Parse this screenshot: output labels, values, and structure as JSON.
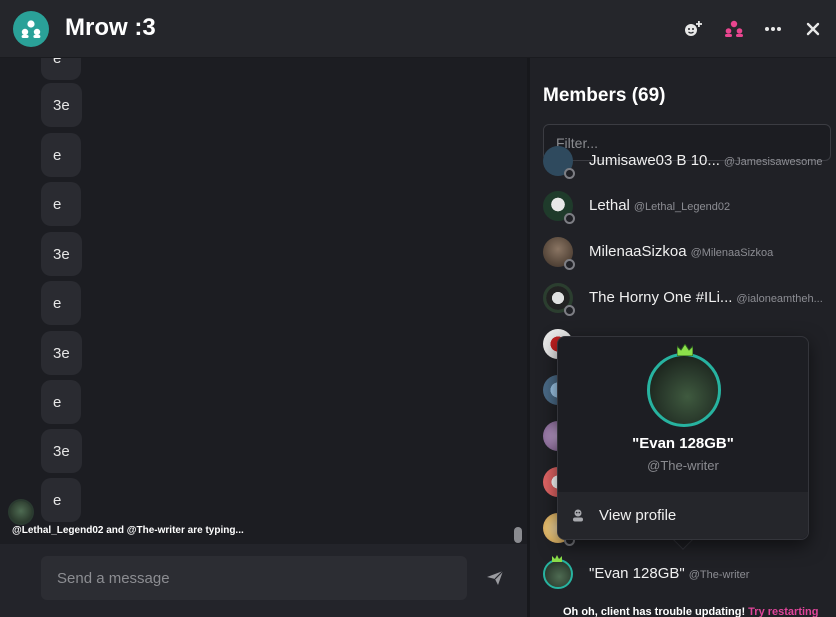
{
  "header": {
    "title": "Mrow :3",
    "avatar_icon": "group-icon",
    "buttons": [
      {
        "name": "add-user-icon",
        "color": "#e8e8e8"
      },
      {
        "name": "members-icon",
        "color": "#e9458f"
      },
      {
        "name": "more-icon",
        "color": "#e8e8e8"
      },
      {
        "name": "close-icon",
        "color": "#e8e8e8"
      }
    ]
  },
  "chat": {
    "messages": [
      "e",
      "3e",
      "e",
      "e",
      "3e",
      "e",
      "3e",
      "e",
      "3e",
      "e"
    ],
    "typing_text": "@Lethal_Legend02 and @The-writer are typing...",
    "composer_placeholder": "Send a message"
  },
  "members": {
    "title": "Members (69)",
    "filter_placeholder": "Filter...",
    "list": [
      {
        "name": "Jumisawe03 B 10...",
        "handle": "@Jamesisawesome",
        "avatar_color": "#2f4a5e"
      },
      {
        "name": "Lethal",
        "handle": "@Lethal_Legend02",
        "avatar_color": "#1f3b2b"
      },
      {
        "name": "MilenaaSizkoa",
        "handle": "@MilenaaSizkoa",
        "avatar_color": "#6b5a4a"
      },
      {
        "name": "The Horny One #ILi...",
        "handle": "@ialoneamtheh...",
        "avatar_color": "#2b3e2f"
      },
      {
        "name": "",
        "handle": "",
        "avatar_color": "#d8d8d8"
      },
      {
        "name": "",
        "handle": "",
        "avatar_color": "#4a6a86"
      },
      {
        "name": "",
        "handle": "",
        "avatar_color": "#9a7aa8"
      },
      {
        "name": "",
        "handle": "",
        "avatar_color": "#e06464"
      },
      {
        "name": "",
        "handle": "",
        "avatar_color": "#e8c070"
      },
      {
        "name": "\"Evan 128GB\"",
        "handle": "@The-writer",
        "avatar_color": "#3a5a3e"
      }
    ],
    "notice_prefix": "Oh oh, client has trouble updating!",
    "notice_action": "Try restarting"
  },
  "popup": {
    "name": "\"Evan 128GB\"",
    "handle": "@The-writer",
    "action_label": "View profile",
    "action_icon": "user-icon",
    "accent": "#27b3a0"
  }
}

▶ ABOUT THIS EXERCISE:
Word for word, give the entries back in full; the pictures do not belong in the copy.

▶ WRITTEN REPLY:
Parse this screenshot: output labels, values, and structure as JSON.
{
  "header": {
    "title": "Mrow :3",
    "avatar_icon": "group-icon",
    "buttons": [
      {
        "name": "add-user-icon",
        "color": "#e8e8e8"
      },
      {
        "name": "members-icon",
        "color": "#e9458f"
      },
      {
        "name": "more-icon",
        "color": "#e8e8e8"
      },
      {
        "name": "close-icon",
        "color": "#e8e8e8"
      }
    ]
  },
  "chat": {
    "messages": [
      "e",
      "3e",
      "e",
      "e",
      "3e",
      "e",
      "3e",
      "e",
      "3e",
      "e"
    ],
    "typing_text": "@Lethal_Legend02 and @The-writer are typing...",
    "composer_placeholder": "Send a message"
  },
  "members": {
    "title": "Members (69)",
    "filter_placeholder": "Filter...",
    "list": [
      {
        "name": "Jumisawe03 B 10...",
        "handle": "@Jamesisawesome",
        "avatar_color": "#2f4a5e"
      },
      {
        "name": "Lethal",
        "handle": "@Lethal_Legend02",
        "avatar_color": "#1f3b2b"
      },
      {
        "name": "MilenaaSizkoa",
        "handle": "@MilenaaSizkoa",
        "avatar_color": "#6b5a4a"
      },
      {
        "name": "The Horny One #ILi...",
        "handle": "@ialoneamtheh...",
        "avatar_color": "#2b3e2f"
      },
      {
        "name": "",
        "handle": "",
        "avatar_color": "#d8d8d8"
      },
      {
        "name": "",
        "handle": "",
        "avatar_color": "#4a6a86"
      },
      {
        "name": "",
        "handle": "",
        "avatar_color": "#9a7aa8"
      },
      {
        "name": "",
        "handle": "",
        "avatar_color": "#e06464"
      },
      {
        "name": "",
        "handle": "",
        "avatar_color": "#e8c070"
      },
      {
        "name": "\"Evan 128GB\"",
        "handle": "@The-writer",
        "avatar_color": "#3a5a3e"
      }
    ],
    "notice_prefix": "Oh oh, client has trouble updating!",
    "notice_action": "Try restarting"
  },
  "popup": {
    "name": "\"Evan 128GB\"",
    "handle": "@The-writer",
    "action_label": "View profile",
    "action_icon": "user-icon",
    "accent": "#27b3a0"
  }
}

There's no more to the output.